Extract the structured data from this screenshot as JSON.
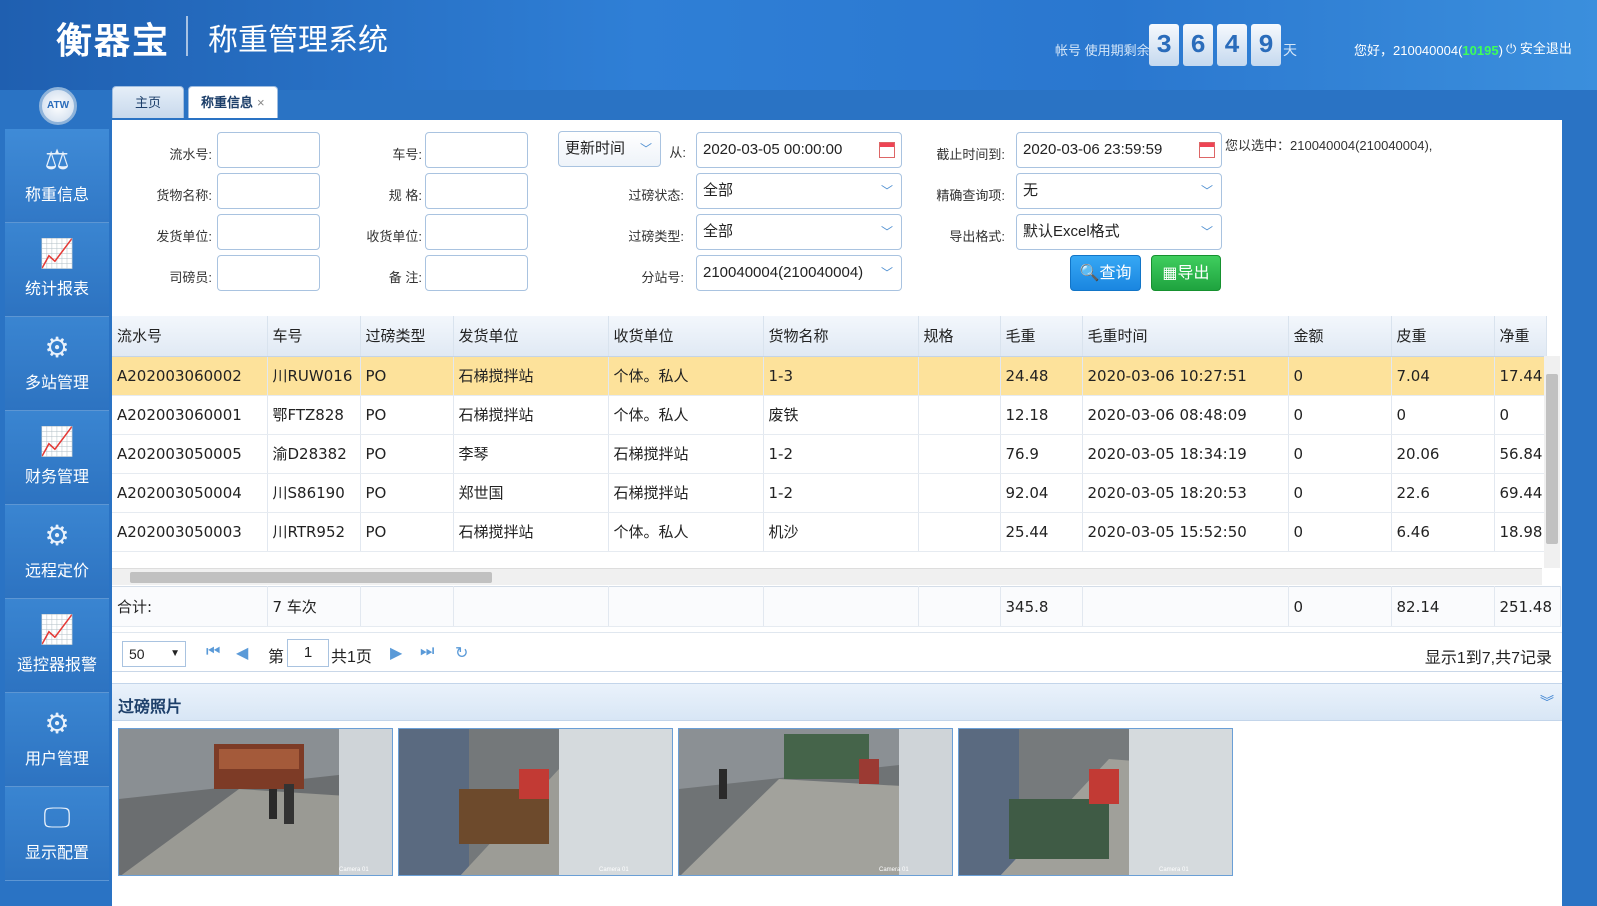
{
  "header": {
    "brand": "衡器宝",
    "system_title": "称重管理系统",
    "expire_label": "帐号 使用期剩余",
    "days": [
      "3",
      "6",
      "4",
      "9"
    ],
    "days_unit": "天",
    "greeting_prefix": "您好，210040004(",
    "user_code": "10195",
    "greeting_suffix": ")",
    "logout": "安全退出"
  },
  "sidebar": {
    "logo": "ATW",
    "items": [
      {
        "label": "称重信息",
        "icon": "scale-icon",
        "glyph": "⚖"
      },
      {
        "label": "统计报表",
        "icon": "chart-icon",
        "glyph": "📈"
      },
      {
        "label": "多站管理",
        "icon": "gear-icon",
        "glyph": "⚙"
      },
      {
        "label": "财务管理",
        "icon": "chart-icon",
        "glyph": "📈"
      },
      {
        "label": "远程定价",
        "icon": "gear-icon",
        "glyph": "⚙"
      },
      {
        "label": "遥控器报警",
        "icon": "chart-icon",
        "glyph": "📈"
      },
      {
        "label": "用户管理",
        "icon": "gear-icon",
        "glyph": "⚙"
      },
      {
        "label": "显示配置",
        "icon": "monitor-icon",
        "glyph": "🖵"
      }
    ]
  },
  "tabs": [
    {
      "label": "主页"
    },
    {
      "label": "称重信息",
      "close": "×"
    }
  ],
  "filters": {
    "serial_label": "流水号:",
    "plate_label": "车号:",
    "goods_label": "货物名称:",
    "spec_label": "规 格:",
    "sender_label": "发货单位:",
    "receiver_label": "收货单位:",
    "operator_label": "司磅员:",
    "remark_label": "备 注:",
    "time_type": "更新时间",
    "from_label": "从:",
    "from_value": "2020-03-05 00:00:00",
    "to_label": "截止时间到:",
    "to_value": "2020-03-06 23:59:59",
    "status_label": "过磅状态:",
    "status_value": "全部",
    "exact_label": "精确查询项:",
    "exact_value": "无",
    "type_label": "过磅类型:",
    "type_value": "全部",
    "export_label": "导出格式:",
    "export_value": "默认Excel格式",
    "station_label": "分站号:",
    "station_value": "210040004(210040004)",
    "query_btn": "查询",
    "export_btn": "导出",
    "selected_info": "您以选中：210040004(210040004),"
  },
  "grid": {
    "columns": [
      "流水号",
      "车号",
      "过磅类型",
      "发货单位",
      "收货单位",
      "货物名称",
      "规格",
      "毛重",
      "毛重时间",
      "金额",
      "皮重",
      "净重"
    ],
    "rows": [
      [
        "A202003060002",
        "川RUW016",
        "PO",
        "石梯搅拌站",
        "个体。私人",
        "1-3",
        "",
        "24.48",
        "2020-03-06 10:27:51",
        "0",
        "7.04",
        "17.44"
      ],
      [
        "A202003060001",
        "鄂FTZ828",
        "PO",
        "石梯搅拌站",
        "个体。私人",
        "废铁",
        "",
        "12.18",
        "2020-03-06 08:48:09",
        "0",
        "0",
        "0"
      ],
      [
        "A202003050005",
        "渝D28382",
        "PO",
        "李琴",
        "石梯搅拌站",
        "1-2",
        "",
        "76.9",
        "2020-03-05 18:34:19",
        "0",
        "20.06",
        "56.84"
      ],
      [
        "A202003050004",
        "川S86190",
        "PO",
        "郑世国",
        "石梯搅拌站",
        "1-2",
        "",
        "92.04",
        "2020-03-05 18:20:53",
        "0",
        "22.6",
        "69.44"
      ],
      [
        "A202003050003",
        "川RTR952",
        "PO",
        "石梯搅拌站",
        "个体。私人",
        "机沙",
        "",
        "25.44",
        "2020-03-05 15:52:50",
        "0",
        "6.46",
        "18.98"
      ]
    ],
    "footer": [
      "合计:",
      "7 车次",
      "",
      "",
      "",
      "",
      "",
      "345.8",
      "",
      "0",
      "82.14",
      "251.48"
    ]
  },
  "pager": {
    "page_size": "50",
    "page_prefix": "第",
    "page_value": "1",
    "page_total": "共1页",
    "info": "显示1到7,共7记录"
  },
  "photos": {
    "title": "过磅照片",
    "caption": "Camera 01"
  }
}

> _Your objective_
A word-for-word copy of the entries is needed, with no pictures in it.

> _Exercise answer_
Extract the structured data from this screenshot as JSON.
{
  "header": {
    "brand": "衡器宝",
    "system_title": "称重管理系统",
    "expire_label": "帐号 使用期剩余",
    "days": [
      "3",
      "6",
      "4",
      "9"
    ],
    "days_unit": "天",
    "greeting_prefix": "您好，210040004(",
    "user_code": "10195",
    "greeting_suffix": ")",
    "logout": "安全退出"
  },
  "sidebar": {
    "logo": "ATW",
    "items": [
      {
        "label": "称重信息",
        "icon": "scale-icon",
        "glyph": "⚖"
      },
      {
        "label": "统计报表",
        "icon": "chart-icon",
        "glyph": "📈"
      },
      {
        "label": "多站管理",
        "icon": "gear-icon",
        "glyph": "⚙"
      },
      {
        "label": "财务管理",
        "icon": "chart-icon",
        "glyph": "📈"
      },
      {
        "label": "远程定价",
        "icon": "gear-icon",
        "glyph": "⚙"
      },
      {
        "label": "遥控器报警",
        "icon": "chart-icon",
        "glyph": "📈"
      },
      {
        "label": "用户管理",
        "icon": "gear-icon",
        "glyph": "⚙"
      },
      {
        "label": "显示配置",
        "icon": "monitor-icon",
        "glyph": "🖵"
      }
    ]
  },
  "tabs": [
    {
      "label": "主页"
    },
    {
      "label": "称重信息",
      "close": "×"
    }
  ],
  "filters": {
    "serial_label": "流水号:",
    "plate_label": "车号:",
    "goods_label": "货物名称:",
    "spec_label": "规 格:",
    "sender_label": "发货单位:",
    "receiver_label": "收货单位:",
    "operator_label": "司磅员:",
    "remark_label": "备 注:",
    "time_type": "更新时间",
    "from_label": "从:",
    "from_value": "2020-03-05 00:00:00",
    "to_label": "截止时间到:",
    "to_value": "2020-03-06 23:59:59",
    "status_label": "过磅状态:",
    "status_value": "全部",
    "exact_label": "精确查询项:",
    "exact_value": "无",
    "type_label": "过磅类型:",
    "type_value": "全部",
    "export_label": "导出格式:",
    "export_value": "默认Excel格式",
    "station_label": "分站号:",
    "station_value": "210040004(210040004)",
    "query_btn": "查询",
    "export_btn": "导出",
    "selected_info": "您以选中：210040004(210040004),"
  },
  "grid": {
    "columns": [
      "流水号",
      "车号",
      "过磅类型",
      "发货单位",
      "收货单位",
      "货物名称",
      "规格",
      "毛重",
      "毛重时间",
      "金额",
      "皮重",
      "净重"
    ],
    "rows": [
      [
        "A202003060002",
        "川RUW016",
        "PO",
        "石梯搅拌站",
        "个体。私人",
        "1-3",
        "",
        "24.48",
        "2020-03-06 10:27:51",
        "0",
        "7.04",
        "17.44"
      ],
      [
        "A202003060001",
        "鄂FTZ828",
        "PO",
        "石梯搅拌站",
        "个体。私人",
        "废铁",
        "",
        "12.18",
        "2020-03-06 08:48:09",
        "0",
        "0",
        "0"
      ],
      [
        "A202003050005",
        "渝D28382",
        "PO",
        "李琴",
        "石梯搅拌站",
        "1-2",
        "",
        "76.9",
        "2020-03-05 18:34:19",
        "0",
        "20.06",
        "56.84"
      ],
      [
        "A202003050004",
        "川S86190",
        "PO",
        "郑世国",
        "石梯搅拌站",
        "1-2",
        "",
        "92.04",
        "2020-03-05 18:20:53",
        "0",
        "22.6",
        "69.44"
      ],
      [
        "A202003050003",
        "川RTR952",
        "PO",
        "石梯搅拌站",
        "个体。私人",
        "机沙",
        "",
        "25.44",
        "2020-03-05 15:52:50",
        "0",
        "6.46",
        "18.98"
      ]
    ],
    "footer": [
      "合计:",
      "7 车次",
      "",
      "",
      "",
      "",
      "",
      "345.8",
      "",
      "0",
      "82.14",
      "251.48"
    ]
  },
  "pager": {
    "page_size": "50",
    "page_prefix": "第",
    "page_value": "1",
    "page_total": "共1页",
    "info": "显示1到7,共7记录"
  },
  "photos": {
    "title": "过磅照片",
    "caption": "Camera 01"
  }
}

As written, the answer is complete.